Jeff Sutherland is the co-creator of Scrum framework and a leading expert on how the framework has evolved to meet the needs of today’s business. The methodology he developed in 1993 and formalized in 1995 with Ken Schwaber has since been adopted by the vast majority of software development companies around the world. Could the more agile methodology apply to learning development?
This book isn’t a detailed guide to Scrum practice—it focuses on the why more than the how. Instead the book explains the basis of Scrum and how it was implemented by sharing Jeff’s experiences through stories. You can download the official Scrum guide at http://www.scrumguides.org.
Is Scrum and Agile the answer for our learning and development practice? I don’t know yet. It’s something I’m still mulling over.
Five Favorite Quotes
I went to the CEO and told him we were scrapping the Gantt chart. He was shocked and demanded to know why. “How many Gantt charts have you seen in your career?” I asked. “Hundreds,” he replied. “How many of them were right?” He paused. “None.”
…briefly introduced Toyota’s Taiichi Ohno in the first chapter of this book, where he said, “Waste is a crime against society more than a business loss.” His thoughts about waste deeply influenced mine, and I want to spend some time talking about them. Ohno talked about three different types of waste. He used the Japanese words: Muri, waste through unreasonableness; Mura, waste through inconsistency; and Muda, waste through outcomes.

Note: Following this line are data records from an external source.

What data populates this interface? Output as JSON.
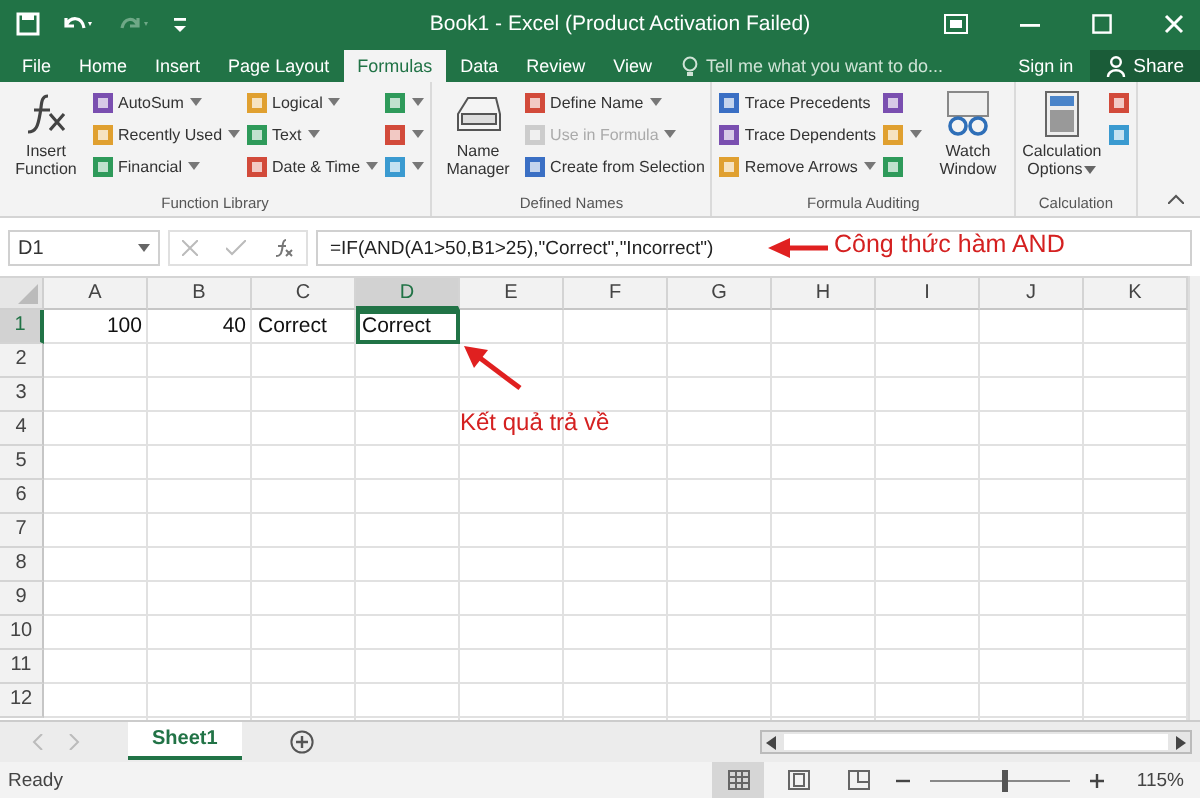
{
  "window": {
    "title": "Book1 - Excel (Product Activation Failed)"
  },
  "tabs": [
    {
      "label": "File",
      "selected": false
    },
    {
      "label": "Home",
      "selected": false
    },
    {
      "label": "Insert",
      "selected": false
    },
    {
      "label": "Page Layout",
      "selected": false
    },
    {
      "label": "Formulas",
      "selected": true
    },
    {
      "label": "Data",
      "selected": false
    },
    {
      "label": "Review",
      "selected": false
    },
    {
      "label": "View",
      "selected": false
    }
  ],
  "tell_me": {
    "placeholder": "Tell me what you want to do..."
  },
  "account": {
    "sign_in": "Sign in",
    "share": "Share"
  },
  "ribbon_groups": [
    {
      "label": "Function Library",
      "columns": [
        {
          "kind": "large",
          "label": "Insert Function",
          "dropdown": false
        },
        {
          "kind": "stack",
          "items": [
            {
              "label": "AutoSum",
              "dropdown": true,
              "disabled": false
            },
            {
              "label": "Recently Used",
              "dropdown": true,
              "disabled": false
            },
            {
              "label": "Financial",
              "dropdown": true,
              "disabled": false
            }
          ]
        },
        {
          "kind": "stack",
          "items": [
            {
              "label": "Logical",
              "dropdown": true,
              "disabled": false
            },
            {
              "label": "Text",
              "dropdown": true,
              "disabled": false
            },
            {
              "label": "Date & Time",
              "dropdown": true,
              "disabled": false
            }
          ]
        },
        {
          "kind": "stack",
          "items": [
            {
              "dropdown": true,
              "disabled": false
            },
            {
              "dropdown": true,
              "disabled": false
            },
            {
              "dropdown": true,
              "disabled": false
            }
          ]
        }
      ]
    },
    {
      "label": "Defined Names",
      "columns": [
        {
          "kind": "large",
          "label": "Name Manager",
          "dropdown": false
        },
        {
          "kind": "stack",
          "items": [
            {
              "label": "Define Name",
              "dropdown": true,
              "disabled": false
            },
            {
              "label": "Use in Formula",
              "dropdown": true,
              "disabled": true
            },
            {
              "label": "Create from Selection",
              "dropdown": false,
              "disabled": false
            }
          ]
        }
      ]
    },
    {
      "label": "Formula Auditing",
      "columns": [
        {
          "kind": "stack",
          "items": [
            {
              "label": "Trace Precedents",
              "dropdown": false,
              "disabled": false
            },
            {
              "label": "Trace Dependents",
              "dropdown": false,
              "disabled": false
            },
            {
              "label": "Remove Arrows",
              "dropdown": true,
              "disabled": false
            }
          ]
        },
        {
          "kind": "stack",
          "items": [
            {
              "dropdown": false,
              "disabled": false
            },
            {
              "dropdown": true,
              "disabled": false
            },
            {
              "dropdown": false,
              "disabled": false
            }
          ]
        },
        {
          "kind": "large",
          "label": "Watch Window",
          "dropdown": false
        }
      ]
    },
    {
      "label": "Calculation",
      "columns": [
        {
          "kind": "large",
          "label": "Calculation Options",
          "dropdown": true
        },
        {
          "kind": "stack",
          "items": [
            {
              "dropdown": false,
              "disabled": false
            },
            {
              "dropdown": false,
              "disabled": false
            }
          ]
        }
      ]
    }
  ],
  "formula_bar": {
    "name_box": "D1",
    "formula": "=IF(AND(A1>50,B1>25),\"Correct\",\"Incorrect\")"
  },
  "columns": [
    {
      "label": "A",
      "selected": false
    },
    {
      "label": "B",
      "selected": false
    },
    {
      "label": "C",
      "selected": false
    },
    {
      "label": "D",
      "selected": true
    },
    {
      "label": "E",
      "selected": false
    },
    {
      "label": "F",
      "selected": false
    },
    {
      "label": "G",
      "selected": false
    },
    {
      "label": "H",
      "selected": false
    },
    {
      "label": "I",
      "selected": false
    },
    {
      "label": "J",
      "selected": false
    },
    {
      "label": "K",
      "selected": false
    }
  ],
  "rows": [
    {
      "label": "1",
      "selected": true,
      "cells": [
        {
          "text": "100",
          "kind": "number",
          "selected": false
        },
        {
          "text": "40",
          "kind": "number",
          "selected": false
        },
        {
          "text": "Correct",
          "kind": "text",
          "selected": false
        },
        {
          "text": "Correct",
          "kind": "text",
          "selected": true
        }
      ]
    },
    {
      "label": "2",
      "selected": false
    },
    {
      "label": "3",
      "selected": false
    },
    {
      "label": "4",
      "selected": false
    },
    {
      "label": "5",
      "selected": false
    },
    {
      "label": "6",
      "selected": false
    },
    {
      "label": "7",
      "selected": false
    },
    {
      "label": "8",
      "selected": false
    },
    {
      "label": "9",
      "selected": false
    },
    {
      "label": "10",
      "selected": false
    },
    {
      "label": "11",
      "selected": false
    },
    {
      "label": "12",
      "selected": false
    }
  ],
  "annotations": [
    {
      "text": "Công thức hàm AND"
    },
    {
      "text": "Kết quả trả về"
    }
  ],
  "sheet_tabs": [
    {
      "label": "Sheet1",
      "selected": true
    }
  ],
  "status_bar": {
    "text": "Ready",
    "views": [
      {
        "selected": true
      },
      {
        "selected": false
      },
      {
        "selected": false
      }
    ],
    "zoom": {
      "level": 0.52,
      "reading": "115%"
    }
  }
}
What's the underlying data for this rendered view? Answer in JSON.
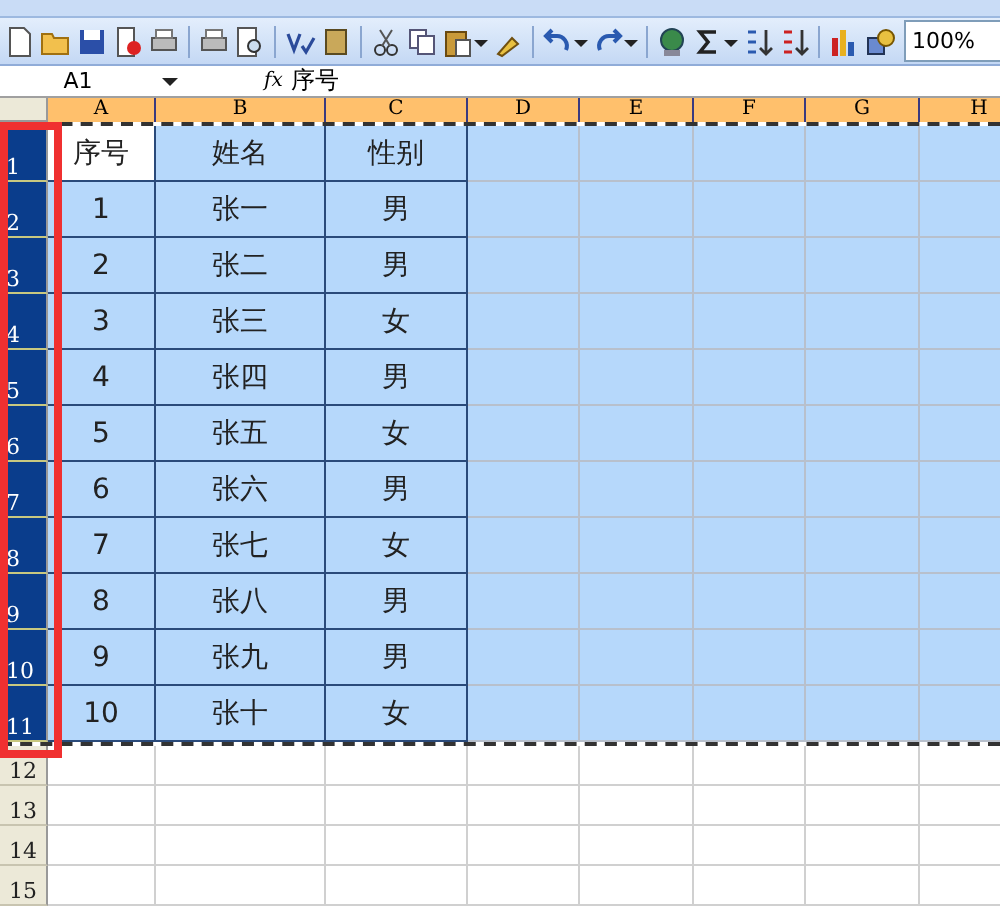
{
  "toolbar": {
    "zoom": "100%"
  },
  "formula_bar": {
    "name_box": "A1",
    "function_label": "fx",
    "formula": "序号"
  },
  "columns": [
    {
      "label": "A",
      "selected": true
    },
    {
      "label": "B",
      "selected": true
    },
    {
      "label": "C",
      "selected": true
    },
    {
      "label": "D",
      "selected": true
    },
    {
      "label": "E",
      "selected": true
    },
    {
      "label": "F",
      "selected": true
    },
    {
      "label": "G",
      "selected": true
    },
    {
      "label": "H",
      "selected": true
    }
  ],
  "rows": [
    {
      "label": "1",
      "selected": true,
      "cells": [
        {
          "text": "序号",
          "active": true
        },
        {
          "text": "姓名",
          "active": false
        },
        {
          "text": "性别",
          "active": false
        }
      ]
    },
    {
      "label": "2",
      "selected": true,
      "cells": [
        {
          "text": "1",
          "active": false
        },
        {
          "text": "张一",
          "active": false
        },
        {
          "text": "男",
          "active": false
        }
      ]
    },
    {
      "label": "3",
      "selected": true,
      "cells": [
        {
          "text": "2",
          "active": false
        },
        {
          "text": "张二",
          "active": false
        },
        {
          "text": "男",
          "active": false
        }
      ]
    },
    {
      "label": "4",
      "selected": true,
      "cells": [
        {
          "text": "3",
          "active": false
        },
        {
          "text": "张三",
          "active": false
        },
        {
          "text": "女",
          "active": false
        }
      ]
    },
    {
      "label": "5",
      "selected": true,
      "cells": [
        {
          "text": "4",
          "active": false
        },
        {
          "text": "张四",
          "active": false
        },
        {
          "text": "男",
          "active": false
        }
      ]
    },
    {
      "label": "6",
      "selected": true,
      "cells": [
        {
          "text": "5",
          "active": false
        },
        {
          "text": "张五",
          "active": false
        },
        {
          "text": "女",
          "active": false
        }
      ]
    },
    {
      "label": "7",
      "selected": true,
      "cells": [
        {
          "text": "6",
          "active": false
        },
        {
          "text": "张六",
          "active": false
        },
        {
          "text": "男",
          "active": false
        }
      ]
    },
    {
      "label": "8",
      "selected": true,
      "cells": [
        {
          "text": "7",
          "active": false
        },
        {
          "text": "张七",
          "active": false
        },
        {
          "text": "女",
          "active": false
        }
      ]
    },
    {
      "label": "9",
      "selected": true,
      "cells": [
        {
          "text": "8",
          "active": false
        },
        {
          "text": "张八",
          "active": false
        },
        {
          "text": "男",
          "active": false
        }
      ]
    },
    {
      "label": "10",
      "selected": true,
      "cells": [
        {
          "text": "9",
          "active": false
        },
        {
          "text": "张九",
          "active": false
        },
        {
          "text": "男",
          "active": false
        }
      ]
    },
    {
      "label": "11",
      "selected": true,
      "cells": [
        {
          "text": "10",
          "active": false
        },
        {
          "text": "张十",
          "active": false
        },
        {
          "text": "女",
          "active": false
        }
      ]
    },
    {
      "label": "12",
      "selected": false
    },
    {
      "label": "13",
      "selected": false
    },
    {
      "label": "14",
      "selected": false
    },
    {
      "label": "15",
      "selected": false
    }
  ]
}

Yet people want to blame individuals, not systems. It just feels better. The Fundamental Attribution Error appeals to our sense of justice.
John Shook of the Lean Enterprise Institute once began his description of the Chief Engineer role by quoting the US Marine Corps leadership manual: An individual’s responsibility for leadership is not dependent on authority.… the deep-rooted assumption that authority should equal responsibility is the root of much organizational evil. I believe misunderstanding around this issue is rampant, problematic, and runs so deep in our consciousness that we don’t even realize it.
Scrum Master the how and the Product Owner the what.